THE BLOG
09/04/2013 12:48 pm ET Updated Nov 04, 2013

Relinquishing Power

"Therefore, be ye lamps unto yourselves, be a refuge to yourselves. Hold fast to Truth as a lamp; hold fast to the truth as a refuge. Look not for a refuge in anyone beside yourselves. And those, who shall be a lamp unto themselves, shall betake themselves to no external refuge, but holding fast to the Truth as their lamp, and holding fast to the Truth as their refuge, they shall reach the topmost height." (Gautama Buddha)

You know the cliché that asserts that those in power will never voluntarily relinquish power? As with most generalizations, this one tempts us to abdicate the authority of our own experience and risk missing what might actually be unfolding. I'm happy to report that I witness exceptions to this particular platitude everywhere I go now. As I travel around speaking about the interconnected teachings of love at the heart of the world's religions, I have been encountering an emerging tribe of middle-aged, middle-class white men who are dropping their male privilege and bowing at the feet of the feminine. And not only white guys, but men of color. Not only Western men, but representatives of traditional cultures as well.

From Archbishop Desmond Tutu of South Africa to His Holiness the Dalai Lama of Tibet, Episcopal priests in Pasadena to Catholic priests in San Antonio, Conservative rabbis in Washington D.C to Vipassana teachers in the Midwest, college professors at my own Alma Mater to Yoga teachers in Brooklyn, men are joining with women to proclaim: the masculine solution to the human condition has backfired. It's time for something different (yet ancient--primordial, even). This shift takes many forms. Sometimes it is an invitation. A religious leader will call a woman up to the proverbial altar and step aside while she shares the dharma, willing to listen to whatever comes out of her mouth, unafraid of her wildness or vulnerability. Other times it is a simple reconfiguration of the default language, in which male clergy replace the masculine pronoun for the feminine when speaking of God -- not because they suddenly think of God as girl instead of a boy, but just to even out the score a little.

A few years ago I had the great fortune of hearing the Dalai Lama speak to a few thousand of my closest friends (he has this way of cultivating intimacy in any setting) at Radio City Music Hall in New York. What struck me most profoundly about his talk was when he said something along the lines of, "It is time for Western women to step up and bring peace to this ravaged world." Whatever his exact words were, the message landed like an arrow in my conscience. It's my turn. Mine. I have been born into the wealthiest nation on the planet; I am educated and socially conscious; I have a few decades of spiritual practice under my belt. I don't have all my shit together by any means, but I can work with what I got.
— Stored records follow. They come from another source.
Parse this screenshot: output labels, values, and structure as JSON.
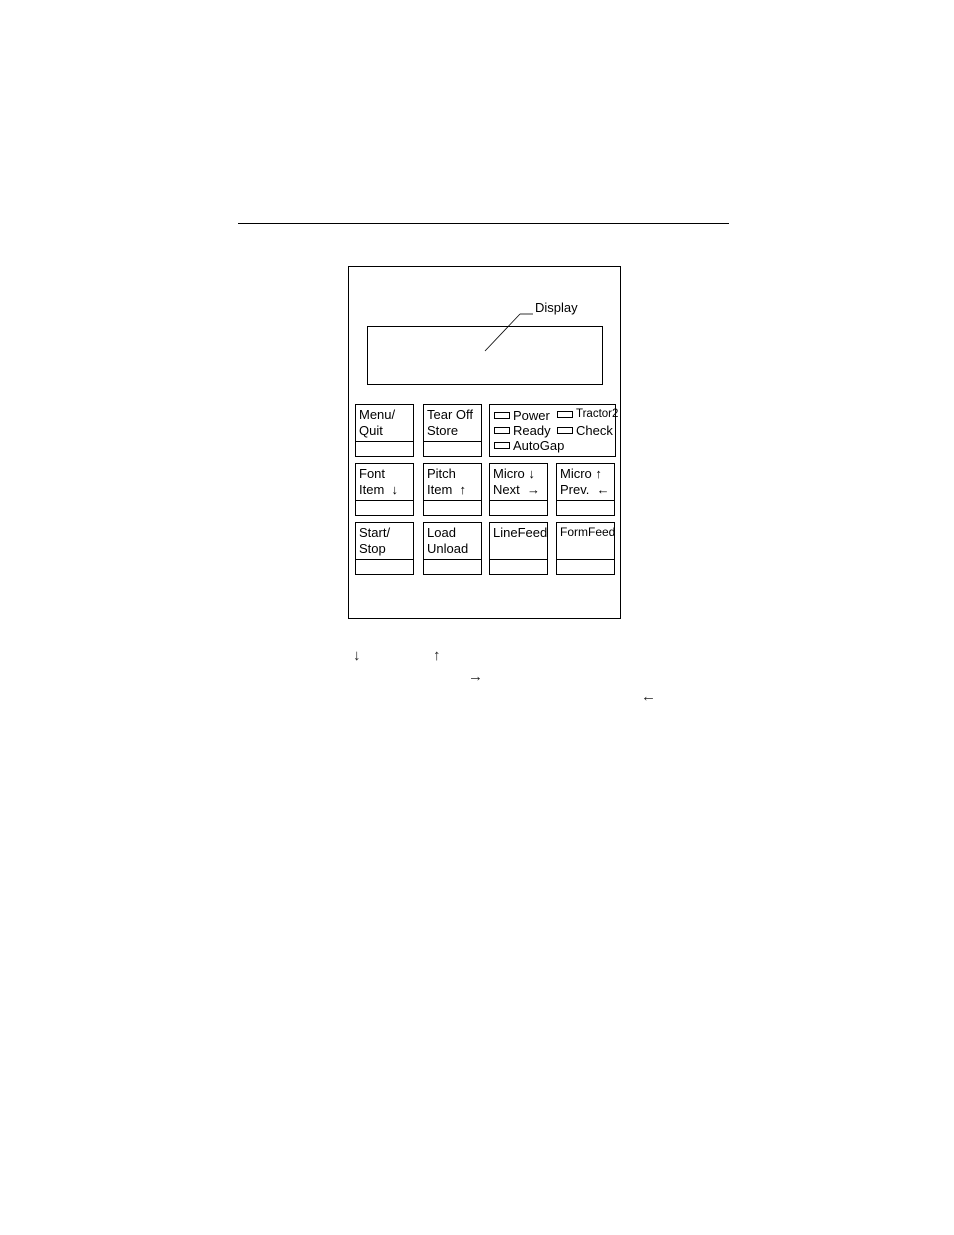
{
  "panel": {
    "display_label": "Display",
    "keys": [
      {
        "id": "menu-quit",
        "label": "Menu/\nQuit"
      },
      {
        "id": "tear-off-store",
        "label": "Tear Off\nStore"
      },
      {
        "id": "font-item",
        "label": "Font\nItem  ↓"
      },
      {
        "id": "pitch-item",
        "label": "Pitch\nItem  ↑"
      },
      {
        "id": "micro-next",
        "label": "Micro ↓\nNext  →"
      },
      {
        "id": "micro-prev",
        "label": "Micro ↑\nPrev.  ←"
      },
      {
        "id": "start-stop",
        "label": "Start/\nStop"
      },
      {
        "id": "load-unload",
        "label": "Load\nUnload"
      },
      {
        "id": "linefeed",
        "label": "LineFeed"
      },
      {
        "id": "formfeed",
        "label": "FormFeed"
      }
    ],
    "indicators": {
      "power": "Power",
      "tractor2": "Tractor2",
      "ready": "Ready",
      "check": "Check",
      "autogap": "AutoGap"
    }
  },
  "footnote_arrows": {
    "down": "↓",
    "up": "↑",
    "right": "→",
    "left": "←"
  }
}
OK, Mirabai: go.

We are not separated from our brothers in this task. There are large numbers of men cheering us on, reinforcing our endeavors. I keep running into them. I have celebrated Mass with an elderly Irish priest who invited me, his "Jewish friend," to bring the communion host to the altar. In the past year I have heard at least three homilies in which the otherwise conventional minister has referred to God as "she," without missing a beat. A growing group of women leaders is emerging in every one of the world's faiths -- from the most institutionalized to the radically reformed -- bringing the fierce tenderness of the feminine to the table and offering much needed sustenance to the withering collective spirit.
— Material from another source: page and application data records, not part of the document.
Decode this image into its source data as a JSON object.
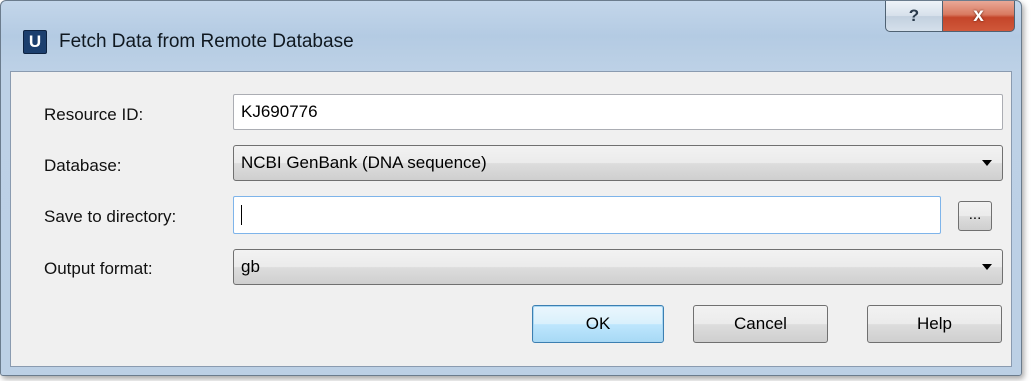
{
  "window": {
    "title": "Fetch Data from Remote Database",
    "app_icon_letter": "U",
    "help_glyph": "?",
    "close_glyph": "x"
  },
  "form": {
    "resource_id": {
      "label": "Resource ID:",
      "value": "KJ690776"
    },
    "database": {
      "label": "Database:",
      "value": "NCBI GenBank (DNA sequence)"
    },
    "save_dir": {
      "label": "Save to directory:",
      "value": "",
      "browse_label": "..."
    },
    "output_format": {
      "label": "Output format:",
      "value": "gb"
    }
  },
  "buttons": {
    "ok": "OK",
    "cancel": "Cancel",
    "help": "Help"
  }
}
I am not in any way suggesting that oppression of the feminine is a thing of the past and that every man in any position of power and control is suddenly ready to cheerfully hand it over. It's clear that we have a long way to go. Our ravaged economy, precarious environment, and fundamentalist religious and political agendas provide ample evidence of entrenched patterns of greed and corruption. Yet my heart is lifted by the loving efforts of the men I am meeting who are dedicated to supporting the empowerment of women however they can. This is playing out in the religious arena -- the soul of the world -- and I think it's going to change everything.